Component data from apps and pages:
▼▼▼
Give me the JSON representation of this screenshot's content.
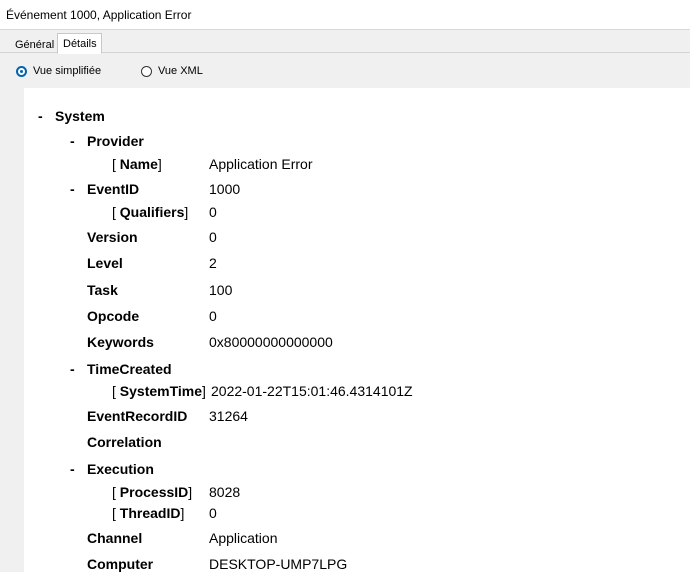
{
  "window": {
    "title": "Événement 1000, Application Error"
  },
  "tabs": [
    {
      "label": "Général",
      "active": false
    },
    {
      "label": "Détails",
      "active": true
    }
  ],
  "view_options": [
    {
      "label": "Vue simplifiée",
      "selected": true
    },
    {
      "label": "Vue XML",
      "selected": false
    }
  ],
  "event": {
    "system": {
      "label": "System",
      "toggle": "-"
    },
    "provider": {
      "label": "Provider",
      "toggle": "-"
    },
    "name": {
      "label": "Name",
      "value": "Application Error"
    },
    "event_id": {
      "label": "EventID",
      "toggle": "-",
      "value": "1000"
    },
    "qualifiers": {
      "label": "Qualifiers",
      "value": "0"
    },
    "version": {
      "label": "Version",
      "value": "0"
    },
    "level": {
      "label": "Level",
      "value": "2"
    },
    "task": {
      "label": "Task",
      "value": "100"
    },
    "opcode": {
      "label": "Opcode",
      "value": "0"
    },
    "keywords": {
      "label": "Keywords",
      "value": "0x80000000000000"
    },
    "time_created": {
      "label": "TimeCreated",
      "toggle": "-"
    },
    "system_time": {
      "label": "SystemTime",
      "value": "2022-01-22T15:01:46.4314101Z"
    },
    "event_record_id": {
      "label": "EventRecordID",
      "value": "31264"
    },
    "correlation": {
      "label": "Correlation"
    },
    "execution": {
      "label": "Execution",
      "toggle": "-"
    },
    "process_id": {
      "label": "ProcessID",
      "value": "8028"
    },
    "thread_id": {
      "label": "ThreadID",
      "value": "0"
    },
    "channel": {
      "label": "Channel",
      "value": "Application"
    },
    "computer": {
      "label": "Computer",
      "value": "DESKTOP-UMP7LPG"
    }
  },
  "colors": {
    "accent": "#0063b1",
    "panel_bg": "#f0f0f0",
    "content_bg": "#ffffff"
  }
}
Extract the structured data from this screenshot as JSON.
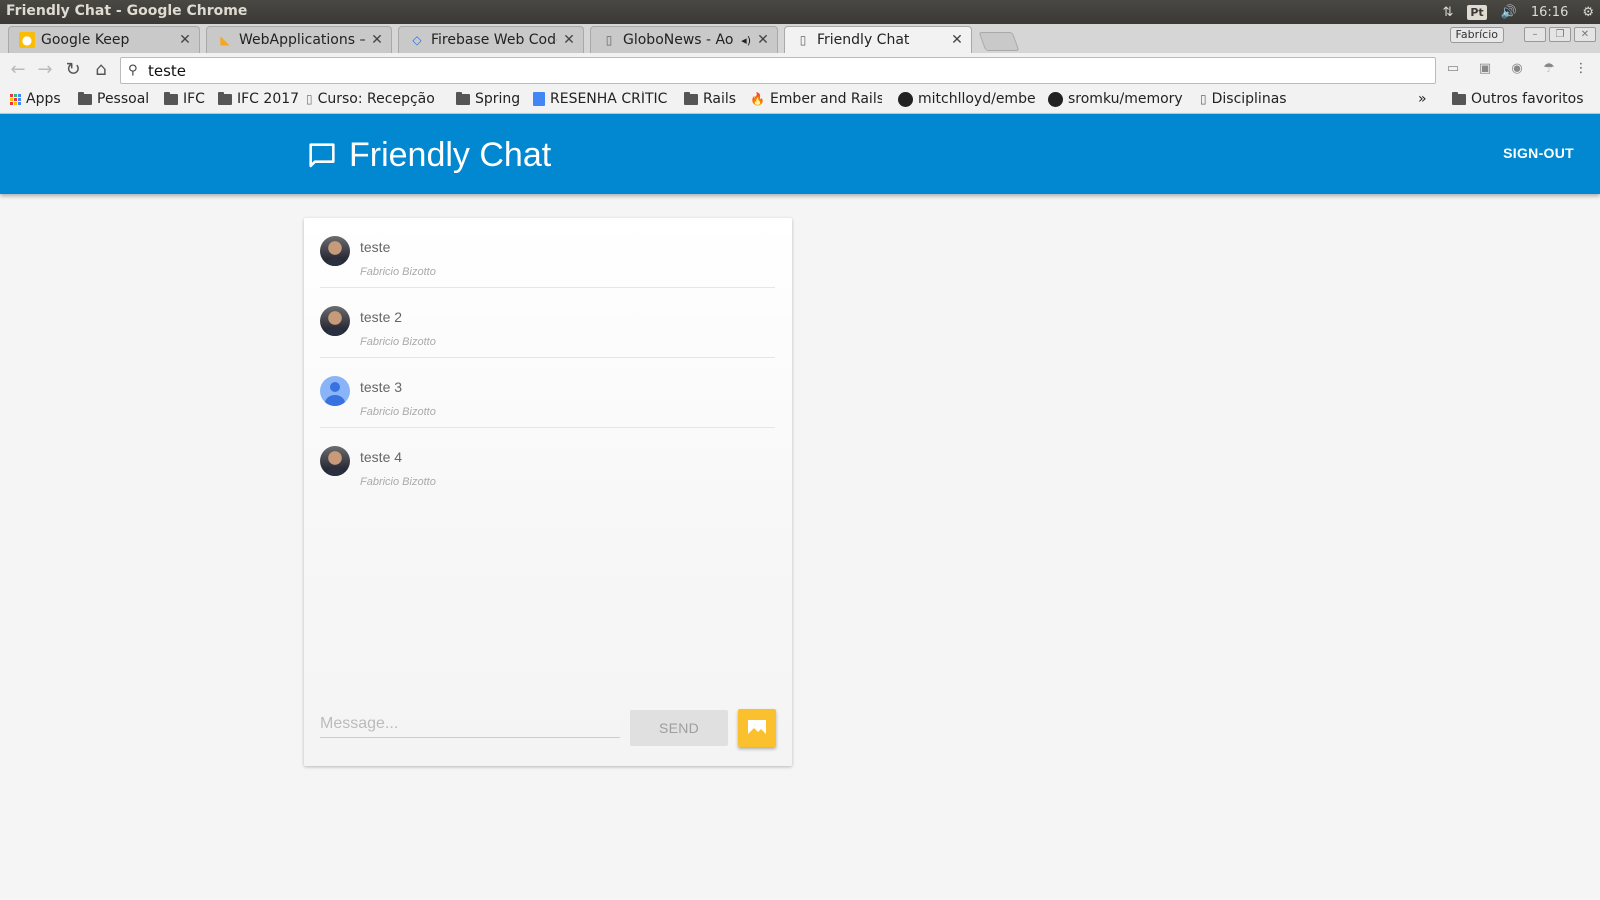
{
  "os": {
    "window_title": "Friendly Chat - Google Chrome",
    "lang": "Pt",
    "time": "16:16"
  },
  "browser": {
    "profile": "Fabrício",
    "tabs": [
      {
        "title": "Google Keep",
        "icon": "keep-icon"
      },
      {
        "title": "WebApplications –",
        "icon": "firebase-icon"
      },
      {
        "title": "Firebase Web Code",
        "icon": "code-icon"
      },
      {
        "title": "GloboNews - Ao V",
        "icon": "page-icon"
      },
      {
        "title": "Friendly Chat",
        "icon": "page-icon",
        "active": true
      }
    ],
    "omnibox_text": "teste",
    "bookmarks": [
      "Apps",
      "Pessoal",
      "IFC",
      "IFC 2017",
      "Curso: Recepção",
      "Spring",
      "RESENHA CRÍTIC",
      "Rails",
      "Ember and Rails",
      "mitchlloyd/embe",
      "sromku/memory",
      "Disciplinas",
      "»",
      "Outros favoritos"
    ]
  },
  "app": {
    "title": "Friendly Chat",
    "signout_label": "SIGN-OUT",
    "brand_color": "#0288d1"
  },
  "messages": [
    {
      "text": "teste",
      "name": "Fabricio Bizotto",
      "avatar": "photo"
    },
    {
      "text": "teste 2",
      "name": "Fabricio Bizotto",
      "avatar": "photo"
    },
    {
      "text": "teste 3",
      "name": "Fabricio Bizotto",
      "avatar": "generic"
    },
    {
      "text": "teste 4",
      "name": "Fabricio Bizotto",
      "avatar": "photo"
    }
  ],
  "composer": {
    "placeholder": "Message...",
    "value": "",
    "send_label": "SEND",
    "image_button_color": "#fbc02d"
  }
}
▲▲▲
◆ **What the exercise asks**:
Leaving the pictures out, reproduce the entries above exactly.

◆ **Written response**:
Give me the JSON representation of this screenshot's content.
{
  "window": {
    "title": "Événement 1000, Application Error"
  },
  "tabs": [
    {
      "label": "Général",
      "active": false
    },
    {
      "label": "Détails",
      "active": true
    }
  ],
  "view_options": [
    {
      "label": "Vue simplifiée",
      "selected": true
    },
    {
      "label": "Vue XML",
      "selected": false
    }
  ],
  "event": {
    "system": {
      "label": "System",
      "toggle": "-"
    },
    "provider": {
      "label": "Provider",
      "toggle": "-"
    },
    "name": {
      "label": "Name",
      "value": "Application Error"
    },
    "event_id": {
      "label": "EventID",
      "toggle": "-",
      "value": "1000"
    },
    "qualifiers": {
      "label": "Qualifiers",
      "value": "0"
    },
    "version": {
      "label": "Version",
      "value": "0"
    },
    "level": {
      "label": "Level",
      "value": "2"
    },
    "task": {
      "label": "Task",
      "value": "100"
    },
    "opcode": {
      "label": "Opcode",
      "value": "0"
    },
    "keywords": {
      "label": "Keywords",
      "value": "0x80000000000000"
    },
    "time_created": {
      "label": "TimeCreated",
      "toggle": "-"
    },
    "system_time": {
      "label": "SystemTime",
      "value": "2022-01-22T15:01:46.4314101Z"
    },
    "event_record_id": {
      "label": "EventRecordID",
      "value": "31264"
    },
    "correlation": {
      "label": "Correlation"
    },
    "execution": {
      "label": "Execution",
      "toggle": "-"
    },
    "process_id": {
      "label": "ProcessID",
      "value": "8028"
    },
    "thread_id": {
      "label": "ThreadID",
      "value": "0"
    },
    "channel": {
      "label": "Channel",
      "value": "Application"
    },
    "computer": {
      "label": "Computer",
      "value": "DESKTOP-UMP7LPG"
    }
  },
  "colors": {
    "accent": "#0063b1",
    "panel_bg": "#f0f0f0",
    "content_bg": "#ffffff"
  }
}
Extract the structured data from this screenshot as JSON.
{
  "os": {
    "window_title": "Friendly Chat - Google Chrome",
    "lang": "Pt",
    "time": "16:16"
  },
  "browser": {
    "profile": "Fabrício",
    "tabs": [
      {
        "title": "Google Keep",
        "icon": "keep-icon"
      },
      {
        "title": "WebApplications –",
        "icon": "firebase-icon"
      },
      {
        "title": "Firebase Web Code",
        "icon": "code-icon"
      },
      {
        "title": "GloboNews - Ao V",
        "icon": "page-icon"
      },
      {
        "title": "Friendly Chat",
        "icon": "page-icon",
        "active": true
      }
    ],
    "omnibox_text": "teste",
    "bookmarks": [
      "Apps",
      "Pessoal",
      "IFC",
      "IFC 2017",
      "Curso: Recepção",
      "Spring",
      "RESENHA CRÍTIC",
      "Rails",
      "Ember and Rails",
      "mitchlloyd/embe",
      "sromku/memory",
      "Disciplinas",
      "»",
      "Outros favoritos"
    ]
  },
  "app": {
    "title": "Friendly Chat",
    "signout_label": "SIGN-OUT",
    "brand_color": "#0288d1"
  },
  "messages": [
    {
      "text": "teste",
      "name": "Fabricio Bizotto",
      "avatar": "photo"
    },
    {
      "text": "teste 2",
      "name": "Fabricio Bizotto",
      "avatar": "photo"
    },
    {
      "text": "teste 3",
      "name": "Fabricio Bizotto",
      "avatar": "generic"
    },
    {
      "text": "teste 4",
      "name": "Fabricio Bizotto",
      "avatar": "photo"
    }
  ],
  "composer": {
    "placeholder": "Message...",
    "value": "",
    "send_label": "SEND",
    "image_button_color": "#fbc02d"
  }
}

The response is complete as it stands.